Following Einstein’s explanation of physically observed Brownian motion during the first decade of the 1900s, the physicists Langevin, Smoluchowski, and others attempted to model the dynamics of such motion in terms of differential equations. Instead of a deterministic ordinary differential equation:

they obtained a noisy differential equation of the form:

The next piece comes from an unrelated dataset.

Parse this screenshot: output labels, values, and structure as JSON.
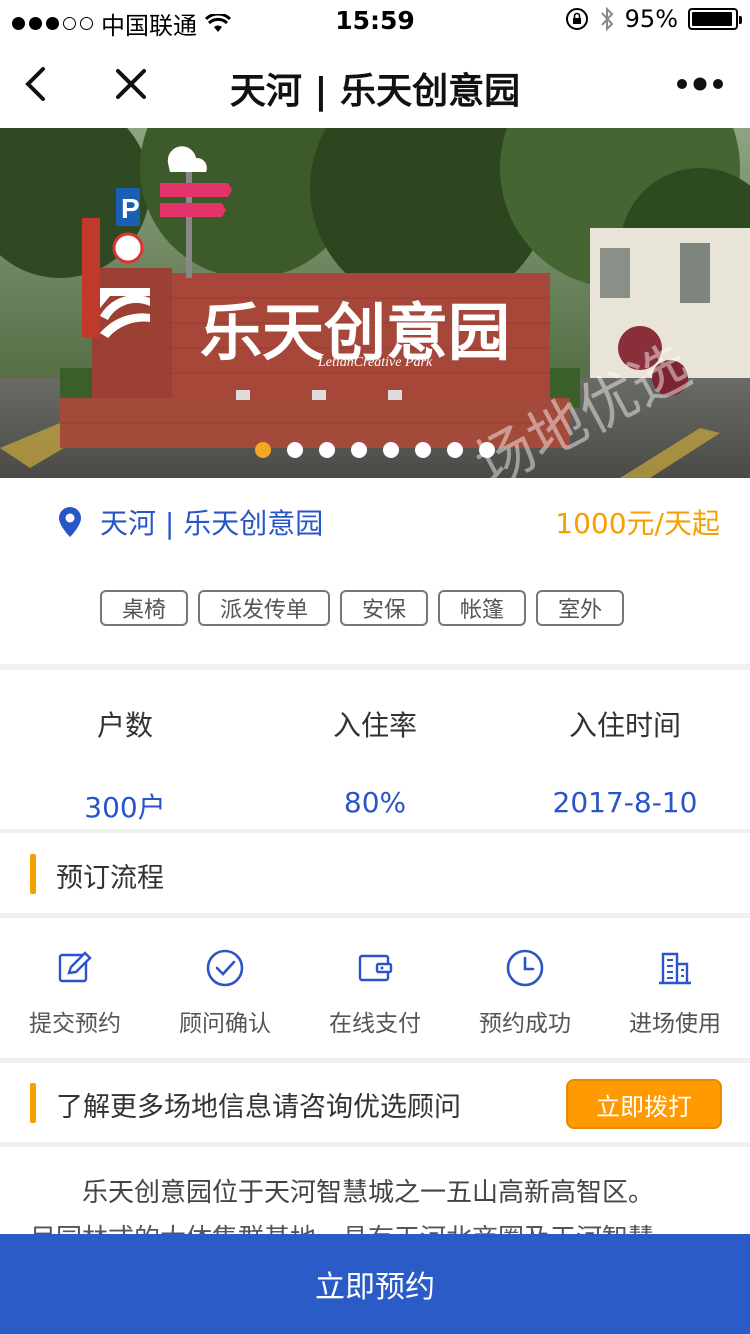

with a deterministic or averaged drift term a(Xt, t) perturbed by a noise intensity term b(Xt, t)Zt, where the Zt are independent N(0, t)−distributed Gaussian random variables for each t and b(Xt, t) is an intensity factor that will, in general, depend on both the t and X variables. The driving process Zt, which is called Gaussian white noise, appears formally to be the path-wise derivative of a mathematical Brownian motion or Wiener process Wt, a Gaussian process with W0 = 0 and N(0, t)−distributed for each Wt, e.g.. with:

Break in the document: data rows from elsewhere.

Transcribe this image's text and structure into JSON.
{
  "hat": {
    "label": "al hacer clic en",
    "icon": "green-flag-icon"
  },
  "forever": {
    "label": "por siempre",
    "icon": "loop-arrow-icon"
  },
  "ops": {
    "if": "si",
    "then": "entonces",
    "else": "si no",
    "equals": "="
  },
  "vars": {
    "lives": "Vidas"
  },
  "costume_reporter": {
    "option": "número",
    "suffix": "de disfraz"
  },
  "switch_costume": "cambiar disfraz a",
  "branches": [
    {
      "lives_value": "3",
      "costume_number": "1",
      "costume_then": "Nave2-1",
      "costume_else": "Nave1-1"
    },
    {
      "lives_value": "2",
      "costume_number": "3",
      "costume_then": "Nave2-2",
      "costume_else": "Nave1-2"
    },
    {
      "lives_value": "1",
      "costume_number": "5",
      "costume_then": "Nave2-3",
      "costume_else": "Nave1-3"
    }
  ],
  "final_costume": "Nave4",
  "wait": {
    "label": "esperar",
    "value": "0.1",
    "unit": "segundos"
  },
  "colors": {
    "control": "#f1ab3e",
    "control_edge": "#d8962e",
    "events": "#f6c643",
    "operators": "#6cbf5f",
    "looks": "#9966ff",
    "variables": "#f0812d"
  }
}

E (Wt) = 0

E ((Wt)2)= t

(1)

which has independent increments:

for all 0 ≤ t1 ≤ t2 ≤ t3 ≤ t4.

However, the Gaussian white noise process is not a conventional process, having, for example, covariance equal to a constant multiple of the Dirac delta function. Moreover, it is now known that the sample paths of a Wiener process Wt are nowhere differentiable. This suggests that the stochastic differential equation one {SDE-1}, which might be written symbolically in terms of differentials as:

dXt = a(Xt, t)dt + b(Xt, t)dWt

(2)

should be interpreted in some sense as an integral equation:

The first integral here is just path-wise an ordinary Riemann integral. While it might seem that the second integral could be a Riemann-Stieltjes integral for each sample path, this is not possible because the sample paths of a Wiener process are not just not differentiable, but also are not even of bounded variation on any bounded time interval. In the 1940s, the Japanese mathematician K. Ito proposed a means to overcome this difficulty with the definition of a new type of integral, a stochastic integral, which is now called an Ito stochastic integral. Later, in the 1960s, the Russian physicist R. L. Stratonovich proposed another kind of stochastic integral, now called the Stratonovich stochastic integral, which is distinguished from the Ito integral by a “◦" before the differential dWs, e.g. written symbolically in the differential form:

dXt = a(Xt, t)dt + b(Xt, t) ◦ dWt

but really an integral equation:

There are thus two types of stochastic calculus, the Ito stochastic calculus and the Stratonovich stochastic calculus, depending on the type of stochastic integral used. Both have their advantages as well as their disadvantages. Which one should be used is more a modelling than mathematical issue, but once one has been chosen, a corresponding equation of the other type with the same solutions can be determined. Therefore, it is possible to switch between the two stochastic calculi.

Prof. Klaus Schmitz

Summary: Index